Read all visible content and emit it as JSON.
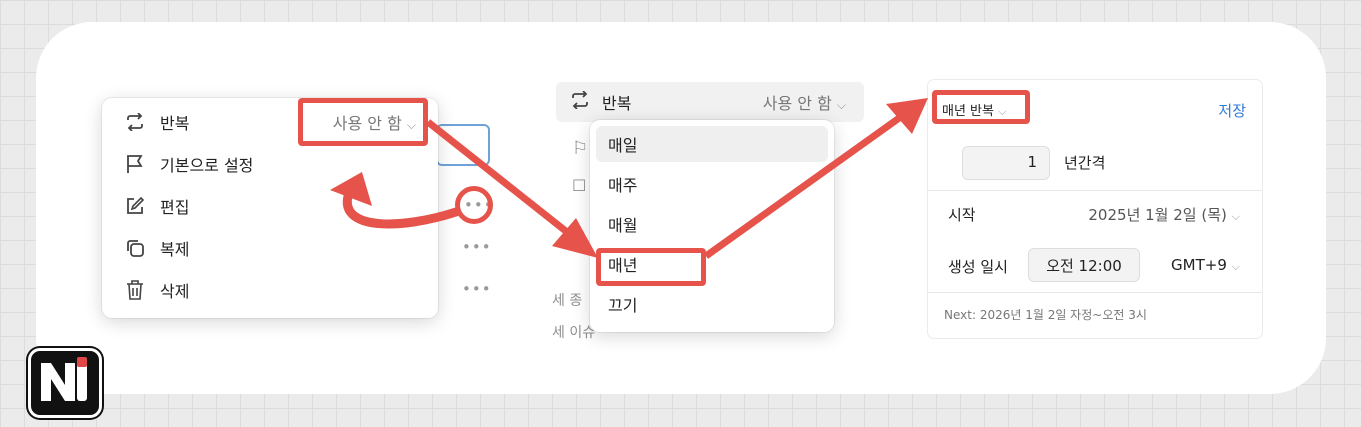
{
  "panel1": {
    "background_hints": [
      "세 종",
      "세 이슈"
    ],
    "menu": [
      {
        "icon": "repeat-icon",
        "label": "반복",
        "value": "사용 안 함"
      },
      {
        "icon": "flag-icon",
        "label": "기본으로 설정"
      },
      {
        "icon": "edit-icon",
        "label": "편집"
      },
      {
        "icon": "duplicate-icon",
        "label": "복제"
      },
      {
        "icon": "trash-icon",
        "label": "삭제"
      }
    ],
    "more_glyph": "•••"
  },
  "panel2": {
    "header": {
      "icon": "repeat-icon",
      "label": "반복",
      "value": "사용 안 함"
    },
    "options": [
      "매일",
      "매주",
      "매월",
      "매년",
      "끄기"
    ],
    "selected": "매년"
  },
  "panel3": {
    "frequency": "매년 반복",
    "save": "저장",
    "interval_value": "1",
    "interval_unit": "년간격",
    "start_label": "시작",
    "start_value": "2025년 1월 2일 (목)",
    "created_label": "생성 일시",
    "created_time": "오전 12:00",
    "timezone": "GMT+9",
    "next": "Next: 2026년 1월 2일 자정~오전 3시"
  },
  "colors": {
    "accent": "#e5534b",
    "link": "#2f7bd8"
  }
}
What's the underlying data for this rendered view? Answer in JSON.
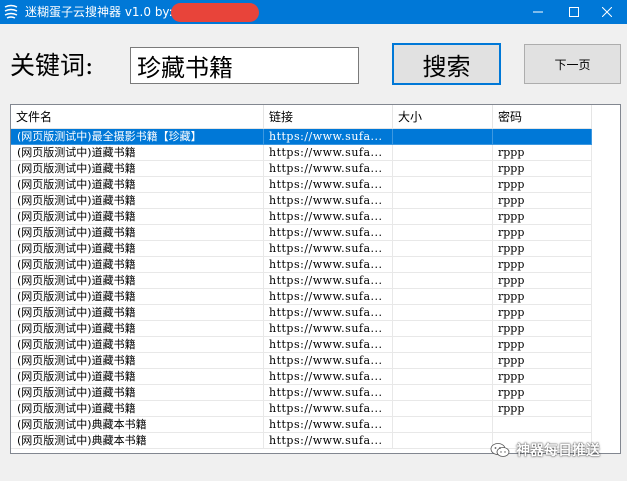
{
  "window": {
    "title": "迷糊蛋子云搜神器 v1.0   by:",
    "accent_color": "#0078d7",
    "icons": {
      "app": "app-logo-icon",
      "minimize": "minimize-icon",
      "maximize": "maximize-icon",
      "close": "close-icon"
    }
  },
  "search": {
    "label": "关键词:",
    "value": "珍藏书籍",
    "search_button": "搜索",
    "next_button": "下一页"
  },
  "table": {
    "columns": [
      "文件名",
      "链接",
      "大小",
      "密码"
    ],
    "selected_index": 0,
    "rows": [
      {
        "name": "(网页版测试中)最全摄影书籍【珍藏】",
        "link": "https://www.sufa...",
        "size": "",
        "password": ""
      },
      {
        "name": "(网页版测试中)道藏书籍",
        "link": "https://www.sufa...",
        "size": "",
        "password": "rppp"
      },
      {
        "name": "(网页版测试中)道藏书籍",
        "link": "https://www.sufa...",
        "size": "",
        "password": "rppp"
      },
      {
        "name": "(网页版测试中)道藏书籍",
        "link": "https://www.sufa...",
        "size": "",
        "password": "rppp"
      },
      {
        "name": "(网页版测试中)道藏书籍",
        "link": "https://www.sufa...",
        "size": "",
        "password": "rppp"
      },
      {
        "name": "(网页版测试中)道藏书籍",
        "link": "https://www.sufa...",
        "size": "",
        "password": "rppp"
      },
      {
        "name": "(网页版测试中)道藏书籍",
        "link": "https://www.sufa...",
        "size": "",
        "password": "rppp"
      },
      {
        "name": "(网页版测试中)道藏书籍",
        "link": "https://www.sufa...",
        "size": "",
        "password": "rppp"
      },
      {
        "name": "(网页版测试中)道藏书籍",
        "link": "https://www.sufa...",
        "size": "",
        "password": "rppp"
      },
      {
        "name": "(网页版测试中)道藏书籍",
        "link": "https://www.sufa...",
        "size": "",
        "password": "rppp"
      },
      {
        "name": "(网页版测试中)道藏书籍",
        "link": "https://www.sufa...",
        "size": "",
        "password": "rppp"
      },
      {
        "name": "(网页版测试中)道藏书籍",
        "link": "https://www.sufa...",
        "size": "",
        "password": "rppp"
      },
      {
        "name": "(网页版测试中)道藏书籍",
        "link": "https://www.sufa...",
        "size": "",
        "password": "rppp"
      },
      {
        "name": "(网页版测试中)道藏书籍",
        "link": "https://www.sufa...",
        "size": "",
        "password": "rppp"
      },
      {
        "name": "(网页版测试中)道藏书籍",
        "link": "https://www.sufa...",
        "size": "",
        "password": "rppp"
      },
      {
        "name": "(网页版测试中)道藏书籍",
        "link": "https://www.sufa...",
        "size": "",
        "password": "rppp"
      },
      {
        "name": "(网页版测试中)道藏书籍",
        "link": "https://www.sufa...",
        "size": "",
        "password": "rppp"
      },
      {
        "name": "(网页版测试中)道藏书籍",
        "link": "https://www.sufa...",
        "size": "",
        "password": "rppp"
      },
      {
        "name": "(网页版测试中)典藏本书籍",
        "link": "https://www.sufa...",
        "size": "",
        "password": ""
      },
      {
        "name": "(网页版测试中)典藏本书籍",
        "link": "https://www.sufa...",
        "size": "",
        "password": ""
      }
    ]
  },
  "watermark": {
    "text": "神器每日推送",
    "icon": "wechat-icon"
  }
}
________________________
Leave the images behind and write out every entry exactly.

Read all visible content and emit it as JSON.
{
  "panel1": {
    "background_hints": [
      "세 종",
      "세 이슈"
    ],
    "menu": [
      {
        "icon": "repeat-icon",
        "label": "반복",
        "value": "사용 안 함"
      },
      {
        "icon": "flag-icon",
        "label": "기본으로 설정"
      },
      {
        "icon": "edit-icon",
        "label": "편집"
      },
      {
        "icon": "duplicate-icon",
        "label": "복제"
      },
      {
        "icon": "trash-icon",
        "label": "삭제"
      }
    ],
    "more_glyph": "•••"
  },
  "panel2": {
    "header": {
      "icon": "repeat-icon",
      "label": "반복",
      "value": "사용 안 함"
    },
    "options": [
      "매일",
      "매주",
      "매월",
      "매년",
      "끄기"
    ],
    "selected": "매년"
  },
  "panel3": {
    "frequency": "매년 반복",
    "save": "저장",
    "interval_value": "1",
    "interval_unit": "년간격",
    "start_label": "시작",
    "start_value": "2025년 1월 2일 (목)",
    "created_label": "생성 일시",
    "created_time": "오전 12:00",
    "timezone": "GMT+9",
    "next": "Next: 2026년 1월 2일 자정~오전 3시"
  },
  "colors": {
    "accent": "#e5534b",
    "link": "#2f7bd8"
  }
}
What's the underlying data for this rendered view? Answer in JSON.
{
  "window": {
    "title": "迷糊蛋子云搜神器 v1.0   by:",
    "accent_color": "#0078d7",
    "icons": {
      "app": "app-logo-icon",
      "minimize": "minimize-icon",
      "maximize": "maximize-icon",
      "close": "close-icon"
    }
  },
  "search": {
    "label": "关键词:",
    "value": "珍藏书籍",
    "search_button": "搜索",
    "next_button": "下一页"
  },
  "table": {
    "columns": [
      "文件名",
      "链接",
      "大小",
      "密码"
    ],
    "selected_index": 0,
    "rows": [
      {
        "name": "(网页版测试中)最全摄影书籍【珍藏】",
        "link": "https://www.sufa...",
        "size": "",
        "password": ""
      },
      {
        "name": "(网页版测试中)道藏书籍",
        "link": "https://www.sufa...",
        "size": "",
        "password": "rppp"
      },
      {
        "name": "(网页版测试中)道藏书籍",
        "link": "https://www.sufa...",
        "size": "",
        "password": "rppp"
      },
      {
        "name": "(网页版测试中)道藏书籍",
        "link": "https://www.sufa...",
        "size": "",
        "password": "rppp"
      },
      {
        "name": "(网页版测试中)道藏书籍",
        "link": "https://www.sufa...",
        "size": "",
        "password": "rppp"
      },
      {
        "name": "(网页版测试中)道藏书籍",
        "link": "https://www.sufa...",
        "size": "",
        "password": "rppp"
      },
      {
        "name": "(网页版测试中)道藏书籍",
        "link": "https://www.sufa...",
        "size": "",
        "password": "rppp"
      },
      {
        "name": "(网页版测试中)道藏书籍",
        "link": "https://www.sufa...",
        "size": "",
        "password": "rppp"
      },
      {
        "name": "(网页版测试中)道藏书籍",
        "link": "https://www.sufa...",
        "size": "",
        "password": "rppp"
      },
      {
        "name": "(网页版测试中)道藏书籍",
        "link": "https://www.sufa...",
        "size": "",
        "password": "rppp"
      },
      {
        "name": "(网页版测试中)道藏书籍",
        "link": "https://www.sufa...",
        "size": "",
        "password": "rppp"
      },
      {
        "name": "(网页版测试中)道藏书籍",
        "link": "https://www.sufa...",
        "size": "",
        "password": "rppp"
      },
      {
        "name": "(网页版测试中)道藏书籍",
        "link": "https://www.sufa...",
        "size": "",
        "password": "rppp"
      },
      {
        "name": "(网页版测试中)道藏书籍",
        "link": "https://www.sufa...",
        "size": "",
        "password": "rppp"
      },
      {
        "name": "(网页版测试中)道藏书籍",
        "link": "https://www.sufa...",
        "size": "",
        "password": "rppp"
      },
      {
        "name": "(网页版测试中)道藏书籍",
        "link": "https://www.sufa...",
        "size": "",
        "password": "rppp"
      },
      {
        "name": "(网页版测试中)道藏书籍",
        "link": "https://www.sufa...",
        "size": "",
        "password": "rppp"
      },
      {
        "name": "(网页版测试中)道藏书籍",
        "link": "https://www.sufa...",
        "size": "",
        "password": "rppp"
      },
      {
        "name": "(网页版测试中)典藏本书籍",
        "link": "https://www.sufa...",
        "size": "",
        "password": ""
      },
      {
        "name": "(网页版测试中)典藏本书籍",
        "link": "https://www.sufa...",
        "size": "",
        "password": ""
      }
    ]
  },
  "watermark": {
    "text": "神器每日推送",
    "icon": "wechat-icon"
  }
}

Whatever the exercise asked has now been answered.